Work to be completed: The entries shown below should be output exactly as they appear.

[Entries from a dataset of interfaces]
◇ ◇ ◇ ◇
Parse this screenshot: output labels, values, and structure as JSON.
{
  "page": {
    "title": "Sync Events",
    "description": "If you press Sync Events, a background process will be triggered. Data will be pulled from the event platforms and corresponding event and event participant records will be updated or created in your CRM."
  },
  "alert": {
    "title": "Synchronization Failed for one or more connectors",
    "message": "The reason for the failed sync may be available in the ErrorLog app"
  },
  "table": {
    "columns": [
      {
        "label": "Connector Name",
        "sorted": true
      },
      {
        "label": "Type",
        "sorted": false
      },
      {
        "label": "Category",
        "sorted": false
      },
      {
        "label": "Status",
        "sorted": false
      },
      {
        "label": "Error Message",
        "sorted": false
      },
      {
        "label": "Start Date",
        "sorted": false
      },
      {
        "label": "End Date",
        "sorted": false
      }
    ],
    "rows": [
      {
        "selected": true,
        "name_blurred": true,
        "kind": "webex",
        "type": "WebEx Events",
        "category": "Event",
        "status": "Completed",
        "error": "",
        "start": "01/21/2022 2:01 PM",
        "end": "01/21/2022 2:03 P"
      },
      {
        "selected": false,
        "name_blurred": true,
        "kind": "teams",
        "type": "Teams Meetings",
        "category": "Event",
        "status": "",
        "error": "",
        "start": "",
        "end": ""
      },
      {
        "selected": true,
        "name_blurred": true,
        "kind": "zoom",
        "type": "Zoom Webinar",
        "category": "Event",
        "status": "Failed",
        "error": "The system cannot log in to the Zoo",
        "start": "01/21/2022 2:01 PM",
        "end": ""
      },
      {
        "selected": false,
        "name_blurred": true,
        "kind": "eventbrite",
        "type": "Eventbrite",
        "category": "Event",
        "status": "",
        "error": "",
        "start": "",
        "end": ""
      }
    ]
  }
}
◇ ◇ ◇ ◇
Task answer:
Parse this screenshot: output labels, values, and structure as JSON.
{
  "page": {
    "title": "Sync Events",
    "description": "If you press Sync Events, a background process will be triggered. Data will be pulled from the event platforms and corresponding event and event participant records will be updated or created in your CRM."
  },
  "alert": {
    "title": "Synchronization Failed for one or more connectors",
    "message": "The reason for the failed sync may be available in the ErrorLog app"
  },
  "table": {
    "columns": [
      {
        "label": "Connector Name",
        "sorted": true
      },
      {
        "label": "Type",
        "sorted": false
      },
      {
        "label": "Category",
        "sorted": false
      },
      {
        "label": "Status",
        "sorted": false
      },
      {
        "label": "Error Message",
        "sorted": false
      },
      {
        "label": "Start Date",
        "sorted": false
      },
      {
        "label": "End Date",
        "sorted": false
      }
    ],
    "rows": [
      {
        "selected": true,
        "name_blurred": true,
        "kind": "webex",
        "type": "WebEx Events",
        "category": "Event",
        "status": "Completed",
        "error": "",
        "start": "01/21/2022 2:01 PM",
        "end": "01/21/2022 2:03 P"
      },
      {
        "selected": false,
        "name_blurred": true,
        "kind": "teams",
        "type": "Teams Meetings",
        "category": "Event",
        "status": "",
        "error": "",
        "start": "",
        "end": ""
      },
      {
        "selected": true,
        "name_blurred": true,
        "kind": "zoom",
        "type": "Zoom Webinar",
        "category": "Event",
        "status": "Failed",
        "error": "The system cannot log in to the Zoo",
        "start": "01/21/2022 2:01 PM",
        "end": ""
      },
      {
        "selected": false,
        "name_blurred": true,
        "kind": "eventbrite",
        "type": "Eventbrite",
        "category": "Event",
        "status": "",
        "error": "",
        "start": "",
        "end": ""
      }
    ]
  }
}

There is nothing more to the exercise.